▶ **Exercise requirements**
In the data below, give the number of lines that contain the word "Options". Nothing else is needed.

(Source data)
------------------------------------------------

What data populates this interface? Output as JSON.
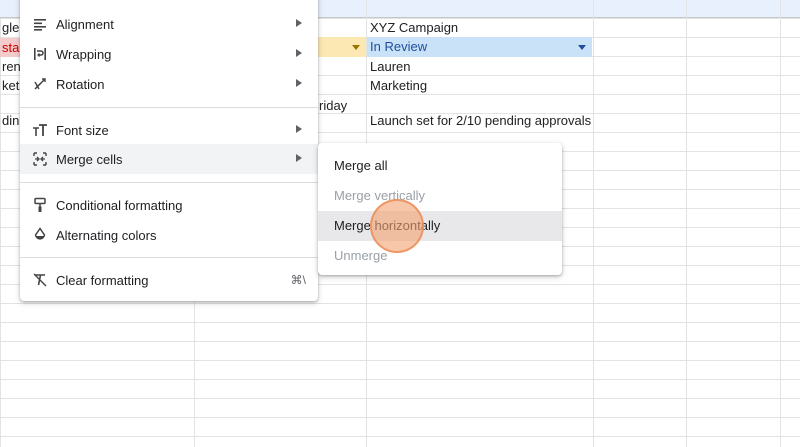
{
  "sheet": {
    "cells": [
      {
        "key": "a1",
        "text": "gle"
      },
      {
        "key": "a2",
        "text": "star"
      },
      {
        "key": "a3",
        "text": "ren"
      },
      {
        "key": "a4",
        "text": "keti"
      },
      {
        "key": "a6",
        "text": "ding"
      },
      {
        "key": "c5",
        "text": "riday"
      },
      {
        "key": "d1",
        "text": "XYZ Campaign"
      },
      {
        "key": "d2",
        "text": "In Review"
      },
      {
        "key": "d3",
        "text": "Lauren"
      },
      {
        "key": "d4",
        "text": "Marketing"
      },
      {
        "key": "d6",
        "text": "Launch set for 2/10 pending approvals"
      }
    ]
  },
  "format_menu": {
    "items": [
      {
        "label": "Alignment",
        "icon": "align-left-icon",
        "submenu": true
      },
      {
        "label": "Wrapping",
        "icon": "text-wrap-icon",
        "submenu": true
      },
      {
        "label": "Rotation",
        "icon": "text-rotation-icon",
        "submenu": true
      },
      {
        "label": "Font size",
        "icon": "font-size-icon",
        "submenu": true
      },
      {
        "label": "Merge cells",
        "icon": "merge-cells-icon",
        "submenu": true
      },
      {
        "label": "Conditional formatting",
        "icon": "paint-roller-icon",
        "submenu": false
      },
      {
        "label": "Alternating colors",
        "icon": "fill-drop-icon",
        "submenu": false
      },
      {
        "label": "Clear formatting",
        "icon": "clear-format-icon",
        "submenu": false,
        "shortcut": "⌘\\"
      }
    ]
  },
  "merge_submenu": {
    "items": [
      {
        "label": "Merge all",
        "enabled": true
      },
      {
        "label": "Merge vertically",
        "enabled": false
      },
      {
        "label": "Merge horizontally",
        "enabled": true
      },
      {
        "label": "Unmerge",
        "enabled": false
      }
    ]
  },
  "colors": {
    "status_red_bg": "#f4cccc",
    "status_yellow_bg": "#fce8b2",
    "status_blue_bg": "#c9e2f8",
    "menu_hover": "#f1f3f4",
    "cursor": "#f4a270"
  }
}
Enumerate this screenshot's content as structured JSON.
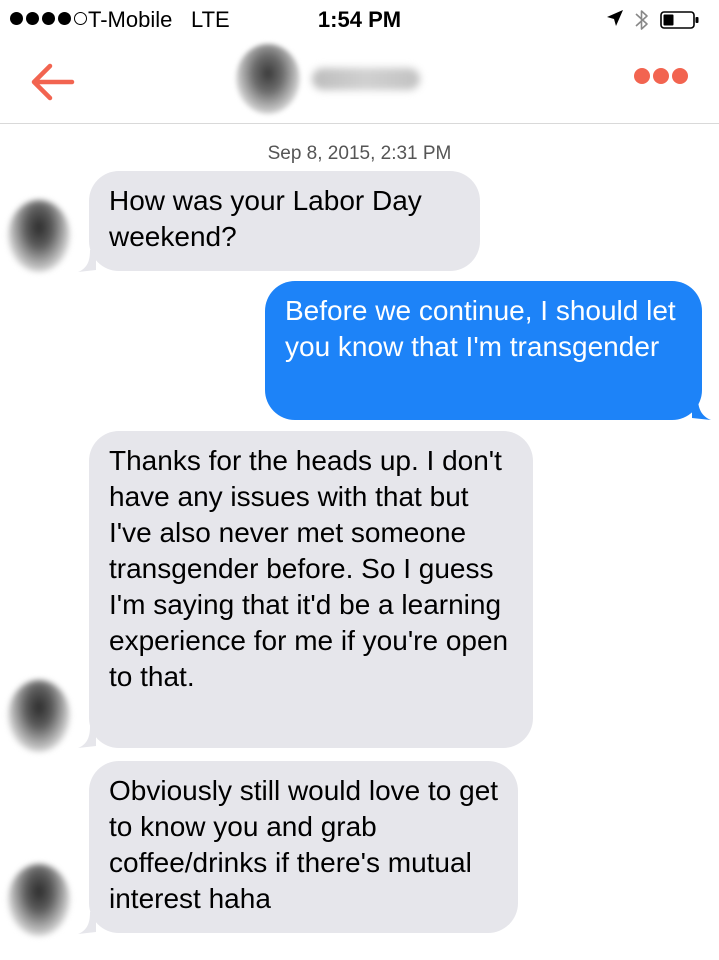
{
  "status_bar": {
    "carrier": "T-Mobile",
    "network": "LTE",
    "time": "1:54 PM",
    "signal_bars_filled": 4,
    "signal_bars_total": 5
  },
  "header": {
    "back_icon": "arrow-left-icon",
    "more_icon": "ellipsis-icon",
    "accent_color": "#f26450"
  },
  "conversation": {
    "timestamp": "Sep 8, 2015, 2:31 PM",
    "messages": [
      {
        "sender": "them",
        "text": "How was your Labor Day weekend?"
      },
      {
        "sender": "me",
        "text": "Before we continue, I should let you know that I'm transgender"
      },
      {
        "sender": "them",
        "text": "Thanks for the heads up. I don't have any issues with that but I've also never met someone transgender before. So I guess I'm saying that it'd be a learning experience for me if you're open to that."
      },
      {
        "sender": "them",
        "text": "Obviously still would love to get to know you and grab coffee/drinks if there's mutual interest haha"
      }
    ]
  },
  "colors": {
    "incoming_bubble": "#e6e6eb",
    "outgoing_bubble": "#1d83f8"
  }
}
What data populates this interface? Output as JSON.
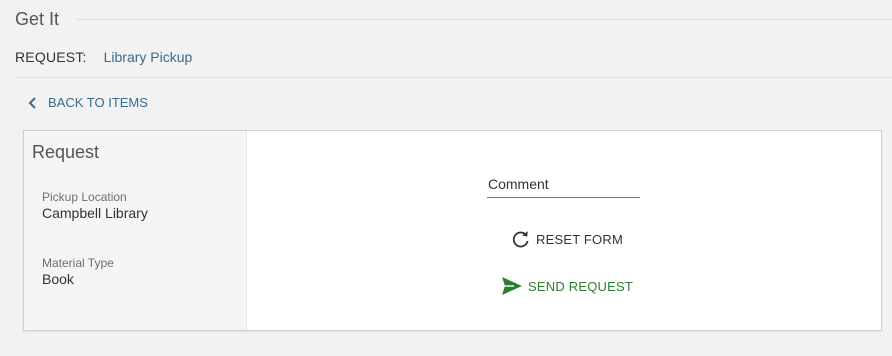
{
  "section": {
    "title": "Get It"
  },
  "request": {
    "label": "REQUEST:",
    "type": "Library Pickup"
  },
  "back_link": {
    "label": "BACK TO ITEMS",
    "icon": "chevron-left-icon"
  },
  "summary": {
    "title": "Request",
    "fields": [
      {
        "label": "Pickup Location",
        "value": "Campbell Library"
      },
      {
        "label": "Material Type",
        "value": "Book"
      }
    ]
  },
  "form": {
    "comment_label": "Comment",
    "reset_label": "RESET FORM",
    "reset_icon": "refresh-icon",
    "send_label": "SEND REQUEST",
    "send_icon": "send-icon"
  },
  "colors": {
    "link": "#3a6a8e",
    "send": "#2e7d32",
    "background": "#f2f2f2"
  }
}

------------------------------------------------

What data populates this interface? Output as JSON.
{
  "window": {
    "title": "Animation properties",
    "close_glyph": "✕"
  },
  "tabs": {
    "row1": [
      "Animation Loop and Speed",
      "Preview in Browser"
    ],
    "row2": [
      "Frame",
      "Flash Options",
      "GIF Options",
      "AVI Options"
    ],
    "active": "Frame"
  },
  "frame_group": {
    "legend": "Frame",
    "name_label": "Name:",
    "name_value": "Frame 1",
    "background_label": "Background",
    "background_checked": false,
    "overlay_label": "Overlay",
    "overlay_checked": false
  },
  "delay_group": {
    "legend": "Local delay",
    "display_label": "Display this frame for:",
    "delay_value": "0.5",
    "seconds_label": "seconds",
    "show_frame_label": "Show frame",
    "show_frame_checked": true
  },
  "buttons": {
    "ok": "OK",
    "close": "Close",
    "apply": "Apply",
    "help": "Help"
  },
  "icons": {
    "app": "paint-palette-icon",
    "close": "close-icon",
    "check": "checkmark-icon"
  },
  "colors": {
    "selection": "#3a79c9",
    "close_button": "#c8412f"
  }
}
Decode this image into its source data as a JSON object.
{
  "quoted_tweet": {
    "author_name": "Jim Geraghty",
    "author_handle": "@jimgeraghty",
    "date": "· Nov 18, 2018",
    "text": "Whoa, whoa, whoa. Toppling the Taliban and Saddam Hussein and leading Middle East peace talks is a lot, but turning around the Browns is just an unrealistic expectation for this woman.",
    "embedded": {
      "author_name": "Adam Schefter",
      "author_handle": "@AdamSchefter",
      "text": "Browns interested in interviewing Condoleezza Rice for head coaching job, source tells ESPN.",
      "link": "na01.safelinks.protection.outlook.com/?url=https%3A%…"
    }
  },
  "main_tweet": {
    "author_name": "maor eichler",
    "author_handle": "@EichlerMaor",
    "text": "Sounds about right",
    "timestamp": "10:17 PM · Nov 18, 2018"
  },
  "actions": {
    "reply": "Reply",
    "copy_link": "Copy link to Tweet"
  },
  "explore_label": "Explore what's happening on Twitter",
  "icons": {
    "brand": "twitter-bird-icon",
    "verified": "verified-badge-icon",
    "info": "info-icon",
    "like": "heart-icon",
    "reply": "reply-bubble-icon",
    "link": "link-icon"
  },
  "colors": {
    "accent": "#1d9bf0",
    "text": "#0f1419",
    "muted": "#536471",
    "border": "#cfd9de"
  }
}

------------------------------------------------

▶ **Answer for the task**
3